3/7 Crown Heights
Writer/director Matt Ruskin, who worked closely to earn the trust of the real Colin Warner, imbues this film with a gifted touch and emotional authenticity to shed light on a painful personal story—and on a horrifying systemic issue. Anchored by Stanfield, an indie film secret weapon, Crown Heights unfolds as a powerful ode to those we leave behind.
4/7 A Ghost Story
Lauded filmmaker David Lowery, last at the Festival with the lyrical Ain’t Them Bodies Saints (2013), reunites with his collaborators for a haunted tale like no other—one conceived in secret and fueled by the spirit of pure, creative expression. Lowery's meticulously sparse narrative contemplates a spectral figure who was once a man (Casey Affleck). Prematurely taken from this Earth, he makes his way toward his former home, where he is fated to remain forevermore. Shrouded in a white sheet, he observes the lament of his grief-stricken lover (Rooney Mara). Bearing unseen witness to her pain, the wisp stands sentry for years to come, interacting only with time as it hurtles further and further forward, the remnants of his humanity quietly evaporating.
5/7 The Incredible Jessica James
Jessica James (Jessica Williams), an aspiring playwright in New York City, is trying hard to get over a recent breakup with her boyfriend. She sees light at the end of the tunnel when she meets Boone (Chris O’Dowd), who's also recovering from a recent break-up. Williams broke onto the scene as a correspondent on The Daily Show and followed that up with her hilarious podcast, 2 Dope Queens.
6/7 The Big Sick
Based on the true story of the film’s writers (and real-life couple), Emily V. Gordon and Kumail Nanjiani, this modern culture clash shows how Pakistan-born Kumail and his American girlfriend, Emily, have to overcome the expectations of his family and their 1,400-year-old traditions. As his parents relentlessly set him up with potential brides for an arranged marriage, Kumail navigates treacherous waters in the worlds of both dating and stand-up comedy. Produced by Judd Apatow, The Big Sick features a sterling collection of comedy talent in front of and behind the camera. Having acted in numerous previous Sundance Film Festival selections, Michael Showalter returns this time as a director with a hilariously insightful film that shrewdly puts the spotlight on its writer/star Kumail Nanjiani (HBO’s Silicon Valley).

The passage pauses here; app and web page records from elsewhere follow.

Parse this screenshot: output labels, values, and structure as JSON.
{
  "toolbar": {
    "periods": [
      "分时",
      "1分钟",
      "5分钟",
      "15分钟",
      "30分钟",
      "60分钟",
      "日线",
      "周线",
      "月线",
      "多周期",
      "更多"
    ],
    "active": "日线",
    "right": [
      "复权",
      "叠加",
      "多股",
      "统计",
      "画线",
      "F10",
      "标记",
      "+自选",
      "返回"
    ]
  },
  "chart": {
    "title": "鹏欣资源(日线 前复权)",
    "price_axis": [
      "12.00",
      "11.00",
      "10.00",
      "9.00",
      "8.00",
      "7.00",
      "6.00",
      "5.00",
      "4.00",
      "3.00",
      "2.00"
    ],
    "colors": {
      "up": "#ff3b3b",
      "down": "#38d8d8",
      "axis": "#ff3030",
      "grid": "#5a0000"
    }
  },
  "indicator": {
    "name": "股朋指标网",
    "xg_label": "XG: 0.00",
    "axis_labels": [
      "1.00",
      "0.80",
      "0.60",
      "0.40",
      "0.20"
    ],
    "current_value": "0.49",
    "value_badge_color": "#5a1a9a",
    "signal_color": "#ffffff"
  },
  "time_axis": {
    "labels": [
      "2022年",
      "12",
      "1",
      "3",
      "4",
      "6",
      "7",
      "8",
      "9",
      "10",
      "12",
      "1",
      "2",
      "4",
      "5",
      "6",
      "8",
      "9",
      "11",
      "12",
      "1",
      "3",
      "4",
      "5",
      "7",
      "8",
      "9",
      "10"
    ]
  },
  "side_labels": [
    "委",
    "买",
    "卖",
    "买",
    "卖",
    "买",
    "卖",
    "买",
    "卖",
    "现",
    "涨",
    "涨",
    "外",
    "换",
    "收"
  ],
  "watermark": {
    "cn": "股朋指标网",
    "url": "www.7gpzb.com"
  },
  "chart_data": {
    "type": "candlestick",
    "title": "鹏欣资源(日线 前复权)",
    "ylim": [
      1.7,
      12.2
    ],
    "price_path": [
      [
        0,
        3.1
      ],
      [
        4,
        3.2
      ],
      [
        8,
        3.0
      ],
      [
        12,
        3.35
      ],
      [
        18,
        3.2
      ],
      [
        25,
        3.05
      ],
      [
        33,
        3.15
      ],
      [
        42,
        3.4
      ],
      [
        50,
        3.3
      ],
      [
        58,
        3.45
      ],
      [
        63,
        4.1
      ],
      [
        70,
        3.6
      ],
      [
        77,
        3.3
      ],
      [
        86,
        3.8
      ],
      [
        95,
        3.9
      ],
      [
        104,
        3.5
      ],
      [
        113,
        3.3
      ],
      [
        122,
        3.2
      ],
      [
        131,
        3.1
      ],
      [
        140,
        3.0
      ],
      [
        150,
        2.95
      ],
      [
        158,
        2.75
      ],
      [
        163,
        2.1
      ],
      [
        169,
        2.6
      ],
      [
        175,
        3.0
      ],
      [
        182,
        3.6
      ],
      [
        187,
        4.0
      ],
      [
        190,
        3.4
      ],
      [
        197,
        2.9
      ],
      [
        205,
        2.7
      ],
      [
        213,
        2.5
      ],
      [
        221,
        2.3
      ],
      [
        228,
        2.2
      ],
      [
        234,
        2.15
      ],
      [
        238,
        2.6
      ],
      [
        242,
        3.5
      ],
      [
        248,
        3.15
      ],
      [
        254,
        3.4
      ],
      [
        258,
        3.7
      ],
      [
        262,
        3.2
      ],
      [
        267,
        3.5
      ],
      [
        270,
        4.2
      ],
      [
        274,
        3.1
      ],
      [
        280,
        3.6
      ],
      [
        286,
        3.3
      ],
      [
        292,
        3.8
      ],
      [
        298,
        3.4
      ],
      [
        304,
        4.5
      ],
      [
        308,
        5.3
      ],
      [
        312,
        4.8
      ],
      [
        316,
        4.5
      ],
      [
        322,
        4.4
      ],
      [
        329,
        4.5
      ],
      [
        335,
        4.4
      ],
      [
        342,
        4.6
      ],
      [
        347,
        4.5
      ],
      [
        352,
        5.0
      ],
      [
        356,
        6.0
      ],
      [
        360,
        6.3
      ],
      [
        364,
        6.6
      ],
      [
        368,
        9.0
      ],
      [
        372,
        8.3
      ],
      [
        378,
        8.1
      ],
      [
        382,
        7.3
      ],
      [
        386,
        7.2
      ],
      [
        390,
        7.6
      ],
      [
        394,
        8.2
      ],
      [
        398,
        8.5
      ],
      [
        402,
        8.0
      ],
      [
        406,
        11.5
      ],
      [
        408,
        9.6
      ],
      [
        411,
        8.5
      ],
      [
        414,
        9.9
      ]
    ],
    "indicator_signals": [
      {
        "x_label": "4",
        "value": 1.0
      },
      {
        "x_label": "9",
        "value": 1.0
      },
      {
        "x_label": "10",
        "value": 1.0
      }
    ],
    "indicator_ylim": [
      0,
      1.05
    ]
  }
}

Woody Harrelson stars as Wilson, a lonely, neurotic, and hilariously honest middle-aged, misanthropic dog lover who reunites with his estranged wife (Laura Dern) and gets a shot at happiness when he learns he has a teenage daughter he’s never met. In his uniquely outrageous and slightly twisted way, Wilson sets out to connect with her in what could be his last chance at having a family. In Skeleton Twins, which won the Waldo Salt Screenwriting Award at the 2014 Sundance Film Festival, director Craig Johnson displayed a knack for finding humor and warmth in the darkest of places, which is why he was the perfect choice to bring to life this Daniel Clowes graphic novel of the same name. The writer of the Ghost World and Art School Confidential graphic novels, Clowes is a master of making the unlikable lovable. His Wilson is a bit of jerk, but a jerk who refreshes our empathy for people—in all of their imperfections.
The distributor - who steered the original to an impressive £147 million - said it “...has chosen to focus on extending consumer passion for the Bad Moms brand with a series of film spin-offs, a reality television show, short form digital content, and a robust consumer products program.”
Other Bad Moms Christmas cast additions include Peter Gallagher and Justin Hartley.
Writer/directors Jon Lucas and Scott Moore (The Hangover) are returning for the sequel.Reuse content